144 sheets of plasterboard arrived in the morning from Doves (along with a note saying that it was not to be off-loaded until the driver had a cheque for £4800 from me in his hand!) and I called Mick Gamble to ask him to lift it up into the first-floor for us. I left a message with his wife, and he never showed up. I hope he just forgot, and that I haven't offended him or pissed him off by asking so many favours. In the end we had to cover it with a tarpaulin and hope for the best.
Michele viusited briefly, but it was cold and windy, and she soon left for the comfort of my house and the promise of tea and cakes.
Melvin left at lunchtime to get jags for his forthcoming African trip. It seemed like a very quiet and a very long afternoon in his absence!

Septic tank 030807

Thursday, 2 August 2007

2nd August - Septic tank

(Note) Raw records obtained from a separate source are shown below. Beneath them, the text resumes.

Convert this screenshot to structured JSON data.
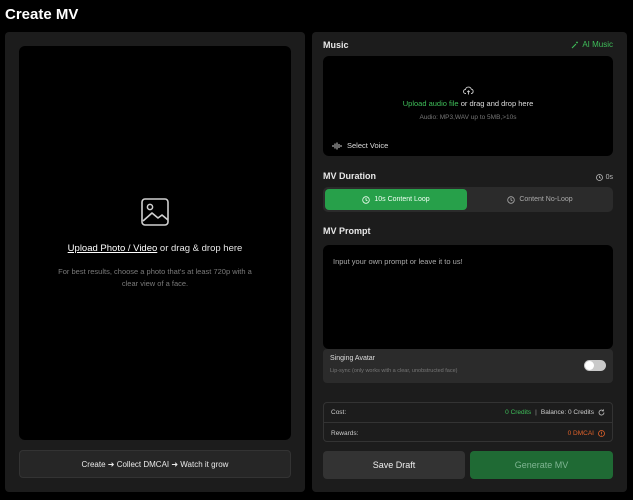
{
  "page": {
    "title": "Create MV"
  },
  "left": {
    "upload_link": "Upload Photo / Video",
    "upload_rest": " or drag & drop here",
    "upload_hint": "For best results, choose a photo that's at least 720p with a clear view of a face.",
    "promo": "Create ➜ Collect DMCAI ➜ Watch it grow"
  },
  "music": {
    "label": "Music",
    "ai_music": "AI Music",
    "upload_link": "Upload audio file",
    "upload_rest": " or drag and drop here",
    "hint": "Audio: MP3,WAV up to 5MB,>10s",
    "select_voice": "Select Voice"
  },
  "duration": {
    "label": "MV Duration",
    "readout": "0s",
    "options": [
      {
        "label": "10s Content Loop",
        "active": true
      },
      {
        "label": "Content No-Loop",
        "active": false
      }
    ]
  },
  "prompt": {
    "label": "MV Prompt",
    "placeholder": "Input your own prompt or leave it to us!"
  },
  "singing": {
    "title": "Singing Avatar",
    "desc": "Lip-sync (only works with a clear, unobstructed face)",
    "enabled": false
  },
  "cost": {
    "cost_label": "Cost:",
    "cost_value": "0 Credits",
    "balance": "Balance: 0 Credits",
    "rewards_label": "Rewards:",
    "rewards_value": "0 DMCAI"
  },
  "actions": {
    "save_draft": "Save Draft",
    "generate": "Generate MV"
  },
  "colors": {
    "accent_green": "#3fbf5a",
    "active_green": "#27a04a",
    "reward_orange": "#e0622a"
  }
}
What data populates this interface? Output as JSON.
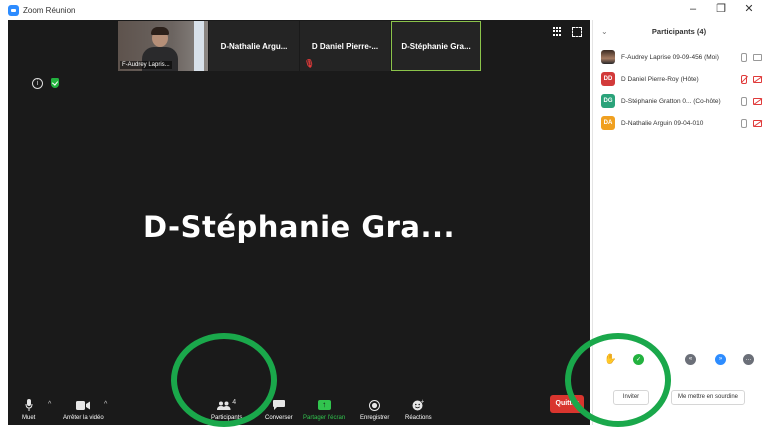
{
  "window": {
    "title": "Zoom Réunion",
    "controls": {
      "minimize": "–",
      "restore": "❐",
      "close": "✕"
    }
  },
  "thumbnails": [
    {
      "name": "F-Audrey Lapris...",
      "video": true
    },
    {
      "name": "D-Nathalie Argu...",
      "video": false
    },
    {
      "name": "D Daniel Pierre-...",
      "video": false,
      "muted": true
    },
    {
      "name": "D-Stéphanie Gra...",
      "video": false,
      "active": true
    }
  ],
  "speaker": {
    "name": "D-Stéphanie  Gra..."
  },
  "toolbar": {
    "mute_label": "Muet",
    "video_label": "Arrêter la vidéo",
    "participants_label": "Participants",
    "participants_count": "4",
    "chat_label": "Converser",
    "share_label": "Partager l'écran",
    "record_label": "Enregistrer",
    "reactions_label": "Réactions",
    "leave_label": "Quitter"
  },
  "participants_panel": {
    "title": "Participants (4)",
    "people": [
      {
        "initials": "",
        "name": "F-Audrey Laprise 09-09-456 (Moi)",
        "color": "#8a6a55",
        "muted": false,
        "video_off": false
      },
      {
        "initials": "DD",
        "name": "D Daniel Pierre-Roy (Hôte)",
        "color": "#d23a3a",
        "muted": true,
        "video_off": true
      },
      {
        "initials": "DG",
        "name": "D-Stéphanie Gratton 0... (Co-hôte)",
        "color": "#2aa37a",
        "muted": false,
        "video_off": true
      },
      {
        "initials": "DA",
        "name": "D-Nathalie Arguin 09-04-010",
        "color": "#f0a020",
        "muted": false,
        "video_off": true
      }
    ],
    "invite_label": "Inviter",
    "mute_all_label": "Me mettre en sourdine"
  },
  "colors": {
    "stage": "#1a1a1a",
    "accent_green": "#31c44e",
    "annotation_ring": "#1aa84b",
    "leave_red": "#d9352e",
    "zoom_blue": "#2d8cff"
  }
}
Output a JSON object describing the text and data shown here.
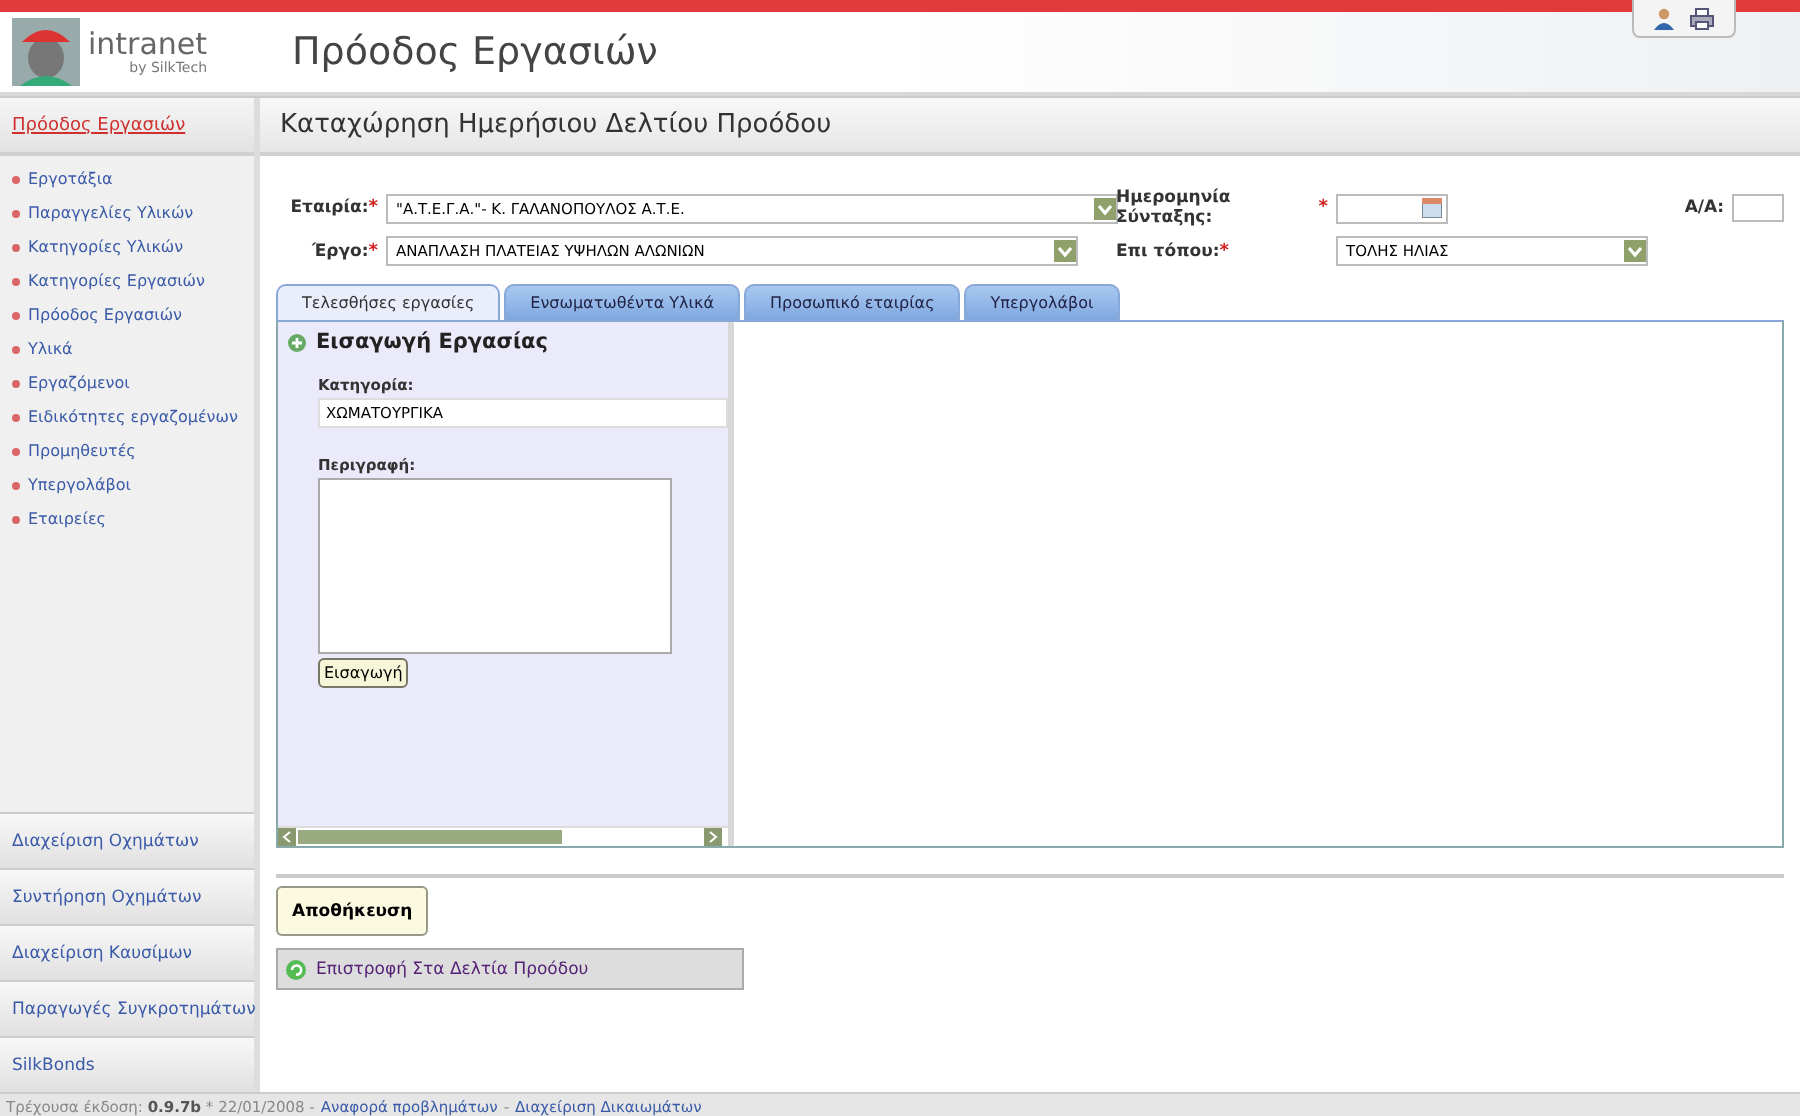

I had a job in Carlisle to attend to, and didn't arrive at the build until 4:30pm, by which time Mal and Melvin had been joined by Anna and more kids than you could shake a stick at. The site was a hive of activity, with earth-movers and sundry other machines littered around the place. Neil must have got wind of my reservations concerning the drainage (maybe he reads the blog!) because he was overseeing the digging of a humungous hole at the southern edge of the plot for the sewage treatment plant. I left them to it, and spent the remainder of the afternoon finishing the velux modifications, which seem to have occupied me for an eternity.
Mal had spent the day framing up under and around the windows, and Melvin had been dwanging like a man possessed.
Arranged for the release of another £15,000 of the mortgage, which will clear the outstanding bills and hopefully leave me with a couple of shillings for the next week or three. I'd dropped in at Doves in Hawick on the way back from Carlisle and paid just under five grand for June's invoices.

Septic tank